_Task directions_: From the entries provided below, copy each line that contains the word "Core".

Data items

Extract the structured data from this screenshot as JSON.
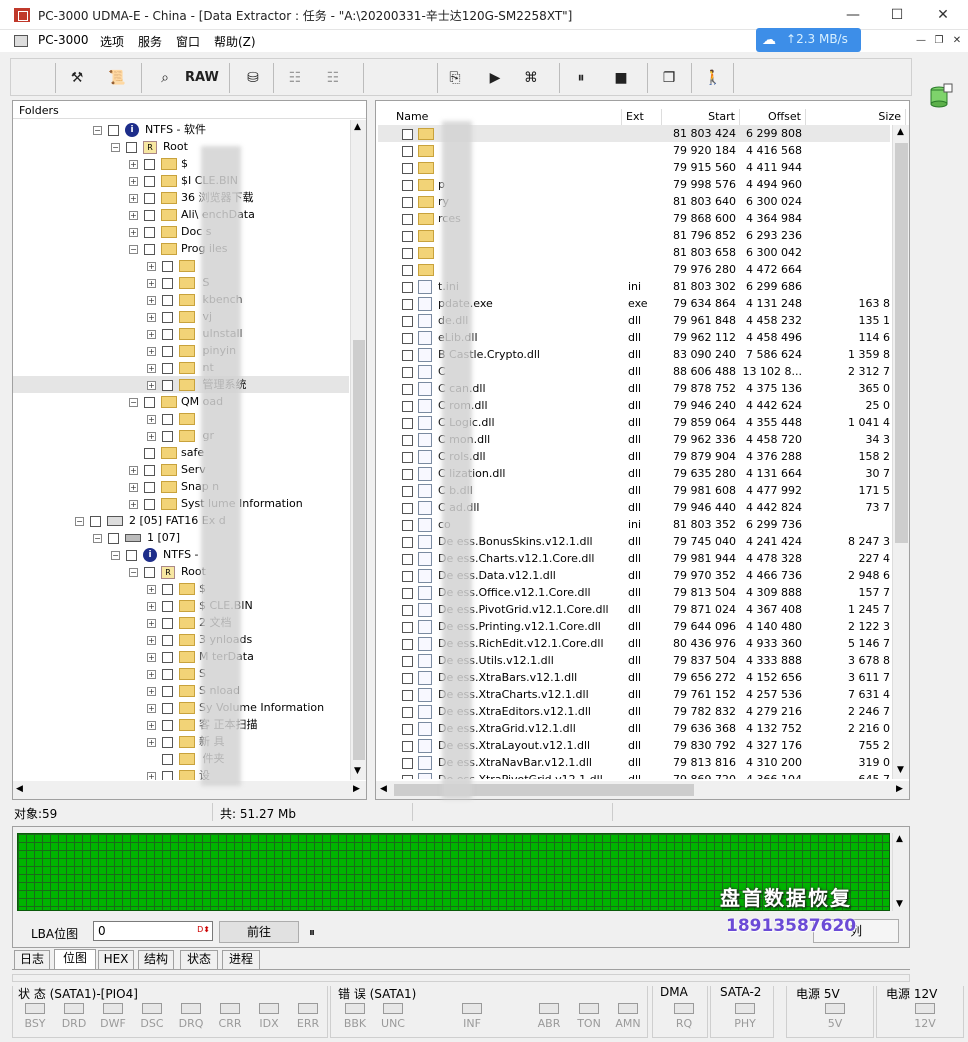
{
  "window": {
    "title": "PC-3000 UDMA-E - China - [Data Extractor : 任务 - \"A:\\20200331-辛士达120G-SM2258XT\"]",
    "net_speed": "2.3 MB/s",
    "minimize": "—",
    "maximize": "☐",
    "close": "✕"
  },
  "menu": [
    "PC-3000",
    "选项",
    "服务",
    "窗口",
    "帮助(Z)"
  ],
  "toolbar": {
    "raw_label": "RAW"
  },
  "folders": {
    "header": "Folders",
    "rows": [
      {
        "indent": 0,
        "exp": "−",
        "icon": "ntfs",
        "label": "NTFS - 软件"
      },
      {
        "indent": 1,
        "exp": "−",
        "icon": "root",
        "label": "Root"
      },
      {
        "indent": 2,
        "exp": "+",
        "icon": "folder",
        "label": "$"
      },
      {
        "indent": 2,
        "exp": "+",
        "icon": "folder",
        "label": "$I      CLE.BIN"
      },
      {
        "indent": 2,
        "exp": "+",
        "icon": "folder",
        "label": "36        浏览器下载"
      },
      {
        "indent": 2,
        "exp": "+",
        "icon": "folder",
        "label": "Ali\\         enchData"
      },
      {
        "indent": 2,
        "exp": "+",
        "icon": "folder",
        "label": "Doc          s"
      },
      {
        "indent": 2,
        "exp": "−",
        "icon": "folder",
        "label": "Prog         iles"
      },
      {
        "indent": 3,
        "exp": "+",
        "icon": "folder",
        "label": ""
      },
      {
        "indent": 3,
        "exp": "+",
        "icon": "folder",
        "label": "          S"
      },
      {
        "indent": 3,
        "exp": "+",
        "icon": "folder",
        "label": "          kbench"
      },
      {
        "indent": 3,
        "exp": "+",
        "icon": "folder",
        "label": "          vj"
      },
      {
        "indent": 3,
        "exp": "+",
        "icon": "folder",
        "label": "          uInstall"
      },
      {
        "indent": 3,
        "exp": "+",
        "icon": "folder",
        "label": "          pinyin"
      },
      {
        "indent": 3,
        "exp": "+",
        "icon": "folder",
        "label": "          nt"
      },
      {
        "indent": 3,
        "exp": "+",
        "icon": "folder",
        "label": "          管理系统",
        "selected": true
      },
      {
        "indent": 2,
        "exp": "−",
        "icon": "folder",
        "label": "QM         oad"
      },
      {
        "indent": 3,
        "exp": "+",
        "icon": "folder",
        "label": ""
      },
      {
        "indent": 3,
        "exp": "+",
        "icon": "folder",
        "label": "          gr"
      },
      {
        "indent": 2,
        "exp": "",
        "icon": "folder",
        "label": "safe"
      },
      {
        "indent": 2,
        "exp": "+",
        "icon": "folder",
        "label": "Serv"
      },
      {
        "indent": 2,
        "exp": "+",
        "icon": "folder",
        "label": "Snap         n"
      },
      {
        "indent": 2,
        "exp": "+",
        "icon": "folder",
        "label": "Syst         lume Information"
      },
      {
        "indent": -1,
        "exp": "−",
        "icon": "part",
        "label": "2 [05] FAT16 Ex          d"
      },
      {
        "indent": 0,
        "exp": "−",
        "icon": "disk",
        "label": "1 [07]"
      },
      {
        "indent": 1,
        "exp": "−",
        "icon": "ntfs",
        "label": "NTFS - "
      },
      {
        "indent": 2,
        "exp": "−",
        "icon": "root",
        "label": "Root"
      },
      {
        "indent": 3,
        "exp": "+",
        "icon": "folder",
        "label": "$          "
      },
      {
        "indent": 3,
        "exp": "+",
        "icon": "folder",
        "label": "$          CLE.BIN"
      },
      {
        "indent": 3,
        "exp": "+",
        "icon": "folder",
        "label": "2          文档"
      },
      {
        "indent": 3,
        "exp": "+",
        "icon": "folder",
        "label": "3          ynloads"
      },
      {
        "indent": 3,
        "exp": "+",
        "icon": "folder",
        "label": "M          terData"
      },
      {
        "indent": 3,
        "exp": "+",
        "icon": "folder",
        "label": "S"
      },
      {
        "indent": 3,
        "exp": "+",
        "icon": "folder",
        "label": "S          nload"
      },
      {
        "indent": 3,
        "exp": "+",
        "icon": "folder",
        "label": "Sy          Volume Information"
      },
      {
        "indent": 3,
        "exp": "+",
        "icon": "folder",
        "label": "客          正本扫描"
      },
      {
        "indent": 3,
        "exp": "+",
        "icon": "folder",
        "label": "新          具"
      },
      {
        "indent": 3,
        "exp": "",
        "icon": "folder",
        "label": "          件夹"
      },
      {
        "indent": 3,
        "exp": "+",
        "icon": "folder",
        "label": "设"
      }
    ]
  },
  "files": {
    "columns": [
      "Name",
      "Ext",
      "Start",
      "Offset",
      "Size"
    ],
    "rows": [
      {
        "type": "folder",
        "name": "",
        "ext": "",
        "start": "81 803 424",
        "offset": "6 299 808",
        "size": ""
      },
      {
        "type": "folder",
        "name": "",
        "ext": "",
        "start": "79 920 184",
        "offset": "4 416 568",
        "size": ""
      },
      {
        "type": "folder",
        "name": "",
        "ext": "",
        "start": "79 915 560",
        "offset": "4 411 944",
        "size": ""
      },
      {
        "type": "folder",
        "name": "                p",
        "ext": "",
        "start": "79 998 576",
        "offset": "4 494 960",
        "size": ""
      },
      {
        "type": "folder",
        "name": "               ry",
        "ext": "",
        "start": "81 803 640",
        "offset": "6 300 024",
        "size": ""
      },
      {
        "type": "folder",
        "name": "             rces",
        "ext": "",
        "start": "79 868 600",
        "offset": "4 364 984",
        "size": ""
      },
      {
        "type": "folder",
        "name": "",
        "ext": "",
        "start": "81 796 852",
        "offset": "6 293 236",
        "size": ""
      },
      {
        "type": "folder",
        "name": "",
        "ext": "",
        "start": "81 803 658",
        "offset": "6 300 042",
        "size": ""
      },
      {
        "type": "folder",
        "name": "",
        "ext": "",
        "start": "79 976 280",
        "offset": "4 472 664",
        "size": ""
      },
      {
        "type": "file",
        "name": "             t.ini",
        "ext": "ini",
        "start": "81 803 302",
        "offset": "6 299 686",
        "size": ""
      },
      {
        "type": "exe",
        "name": "           pdate.exe",
        "ext": "exe",
        "start": "79 634 864",
        "offset": "4 131 248",
        "size": "163 8"
      },
      {
        "type": "dll",
        "name": "            de.dll",
        "ext": "dll",
        "start": "79 961 848",
        "offset": "4 458 232",
        "size": "135 1"
      },
      {
        "type": "dll",
        "name": "            eLib.dll",
        "ext": "dll",
        "start": "79 962 112",
        "offset": "4 458 496",
        "size": "114 6"
      },
      {
        "type": "dll",
        "name": "B          Castle.Crypto.dll",
        "ext": "dll",
        "start": "83 090 240",
        "offset": "7 586 624",
        "size": "1 359 8"
      },
      {
        "type": "dll",
        "name": "C",
        "ext": "dll",
        "start": "88 606 488",
        "offset": "13 102 8...",
        "size": "2 312 7"
      },
      {
        "type": "dll",
        "name": "C          can.dll",
        "ext": "dll",
        "start": "79 878 752",
        "offset": "4 375 136",
        "size": "365 0"
      },
      {
        "type": "dll",
        "name": "C          rom.dll",
        "ext": "dll",
        "start": "79 946 240",
        "offset": "4 442 624",
        "size": "25 0"
      },
      {
        "type": "dll",
        "name": "C          Logic.dll",
        "ext": "dll",
        "start": "79 859 064",
        "offset": "4 355 448",
        "size": "1 041 4"
      },
      {
        "type": "dll",
        "name": "C          mon.dll",
        "ext": "dll",
        "start": "79 962 336",
        "offset": "4 458 720",
        "size": "34 3"
      },
      {
        "type": "dll",
        "name": "C          rols.dll",
        "ext": "dll",
        "start": "79 879 904",
        "offset": "4 376 288",
        "size": "158 2"
      },
      {
        "type": "dll",
        "name": "C          lization.dll",
        "ext": "dll",
        "start": "79 635 280",
        "offset": "4 131 664",
        "size": "30 7"
      },
      {
        "type": "dll",
        "name": "C          b.dll",
        "ext": "dll",
        "start": "79 981 608",
        "offset": "4 477 992",
        "size": "171 5"
      },
      {
        "type": "dll",
        "name": "C          ad.dll",
        "ext": "dll",
        "start": "79 946 440",
        "offset": "4 442 824",
        "size": "73 7"
      },
      {
        "type": "file",
        "name": "co",
        "ext": "ini",
        "start": "81 803 352",
        "offset": "6 299 736",
        "size": ""
      },
      {
        "type": "dll",
        "name": "De          ess.BonusSkins.v12.1.dll",
        "ext": "dll",
        "start": "79 745 040",
        "offset": "4 241 424",
        "size": "8 247 3"
      },
      {
        "type": "dll",
        "name": "De          ess.Charts.v12.1.Core.dll",
        "ext": "dll",
        "start": "79 981 944",
        "offset": "4 478 328",
        "size": "227 4"
      },
      {
        "type": "dll",
        "name": "De          ess.Data.v12.1.dll",
        "ext": "dll",
        "start": "79 970 352",
        "offset": "4 466 736",
        "size": "2 948 6"
      },
      {
        "type": "dll",
        "name": "De          ess.Office.v12.1.Core.dll",
        "ext": "dll",
        "start": "79 813 504",
        "offset": "4 309 888",
        "size": "157 7"
      },
      {
        "type": "dll",
        "name": "De          ess.PivotGrid.v12.1.Core.dll",
        "ext": "dll",
        "start": "79 871 024",
        "offset": "4 367 408",
        "size": "1 245 7"
      },
      {
        "type": "dll",
        "name": "De          ess.Printing.v12.1.Core.dll",
        "ext": "dll",
        "start": "79 644 096",
        "offset": "4 140 480",
        "size": "2 122 3"
      },
      {
        "type": "dll",
        "name": "De          ess.RichEdit.v12.1.Core.dll",
        "ext": "dll",
        "start": "80 436 976",
        "offset": "4 933 360",
        "size": "5 146 7"
      },
      {
        "type": "dll",
        "name": "De          ess.Utils.v12.1.dll",
        "ext": "dll",
        "start": "79 837 504",
        "offset": "4 333 888",
        "size": "3 678 8"
      },
      {
        "type": "dll",
        "name": "De          ess.XtraBars.v12.1.dll",
        "ext": "dll",
        "start": "79 656 272",
        "offset": "4 152 656",
        "size": "3 611 7"
      },
      {
        "type": "dll",
        "name": "De          ess.XtraCharts.v12.1.dll",
        "ext": "dll",
        "start": "79 761 152",
        "offset": "4 257 536",
        "size": "7 631 4"
      },
      {
        "type": "dll",
        "name": "De          ess.XtraEditors.v12.1.dll",
        "ext": "dll",
        "start": "79 782 832",
        "offset": "4 279 216",
        "size": "2 246 7"
      },
      {
        "type": "dll",
        "name": "De          ess.XtraGrid.v12.1.dll",
        "ext": "dll",
        "start": "79 636 368",
        "offset": "4 132 752",
        "size": "2 216 0"
      },
      {
        "type": "dll",
        "name": "De          ess.XtraLayout.v12.1.dll",
        "ext": "dll",
        "start": "79 830 792",
        "offset": "4 327 176",
        "size": "755 2"
      },
      {
        "type": "dll",
        "name": "De          ess.XtraNavBar.v12.1.dll",
        "ext": "dll",
        "start": "79 813 816",
        "offset": "4 310 200",
        "size": "319 0"
      },
      {
        "type": "dll",
        "name": "De          ess.XtraPivotGrid.v12.1.dll",
        "ext": "dll",
        "start": "79 869 720",
        "offset": "4 366 104",
        "size": "645 7"
      }
    ]
  },
  "status": {
    "objects": "对象:59",
    "total": "共: 51.27 Mb"
  },
  "lba": {
    "label": "LBA位图",
    "value": "0",
    "goto_button": "前往",
    "pause_button": "⏸",
    "list_button": "列"
  },
  "watermark": {
    "line1": "盘首数据恢复",
    "line2": "18913587620"
  },
  "tabs": [
    "日志",
    "位图",
    "HEX",
    "结构",
    "状态",
    "进程"
  ],
  "indicators": {
    "status_group": "状 态 (SATA1)-[PIO4]",
    "status_leds": [
      "BSY",
      "DRD",
      "DWF",
      "DSC",
      "DRQ",
      "CRR",
      "IDX",
      "ERR"
    ],
    "error_group": "错 误 (SATA1)",
    "error_leds": [
      "BBK",
      "UNC",
      "INF",
      "ABR",
      "TON",
      "AMN"
    ],
    "dma_group": "DMA",
    "dma_leds": [
      "RQ"
    ],
    "sata_group": "SATA-2",
    "sata_leds": [
      "PHY"
    ],
    "p5_group": "电源 5V",
    "p5_leds": [
      "5V"
    ],
    "p12_group": "电源 12V",
    "p12_leds": [
      "12V"
    ]
  },
  "colors": {
    "map_green": "#00b400",
    "net_badge": "#3d8ee8",
    "logo_red": "#c0392b"
  }
}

_Answer box_:
        "name": "De          ess.Charts.v12.1.Core.dll",
        "name": "De          ess.Office.v12.1.Core.dll",
        "name": "De          ess.PivotGrid.v12.1.Core.dll",
        "name": "De          ess.Printing.v12.1.Core.dll",
        "name": "De          ess.RichEdit.v12.1.Core.dll",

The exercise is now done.